Steve Dent
Associate Editor
SIPA USA/PA Images

As more and more gargantuan data centers come on line, environmentalists have been concerned about massive increases in electricity consumption and pollution. However, according to a new study published in Science, that simply hasn't happened. While cloud computing output has jumped by 600 percent from 2010 to 2018, energy consumption rose by just 6 percent. That's because companies like Google have massively increased efficiencies with new chip designs, custom-tailored airflow solutions and other tech.

Between 2005 and 2010, data center electricity consumption increased by a lot more (56 percent), as the New York Times reported. So what happened after that? According to the study, data centers shifted from smaller computer centers over to much larger facilities run by Google, Microsoft, Amazon and other tech giants.

These companies are highly motivated to save money.

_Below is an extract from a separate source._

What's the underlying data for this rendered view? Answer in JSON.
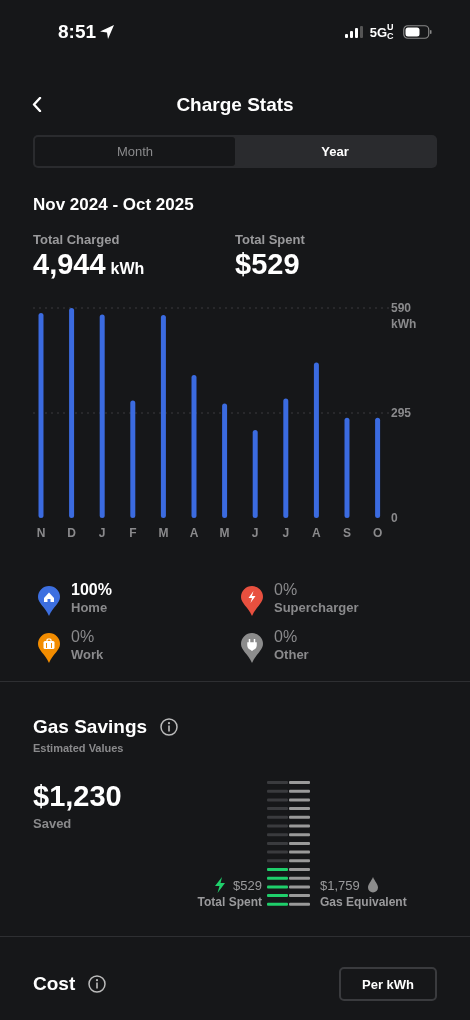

Google generates seven times more computing power than it did in 2015, but uses no extra energy, according to Google's technical infrastructure VP, Urs Hölzle. He wrote that the company found those savings by designing high-efficiency Tensor Proessing Units and using machine learning to optimize cooling.

Companies like Apple and Google have also taken steps to make data centers carbon neutral by developing solar farms or using green power to offset energy usage. As it stands now, data centers use about one percent of the world's electricity, equivalent to 17 million US households. That figure is barely rising, and scientists expect it to stay that way for another three or four years.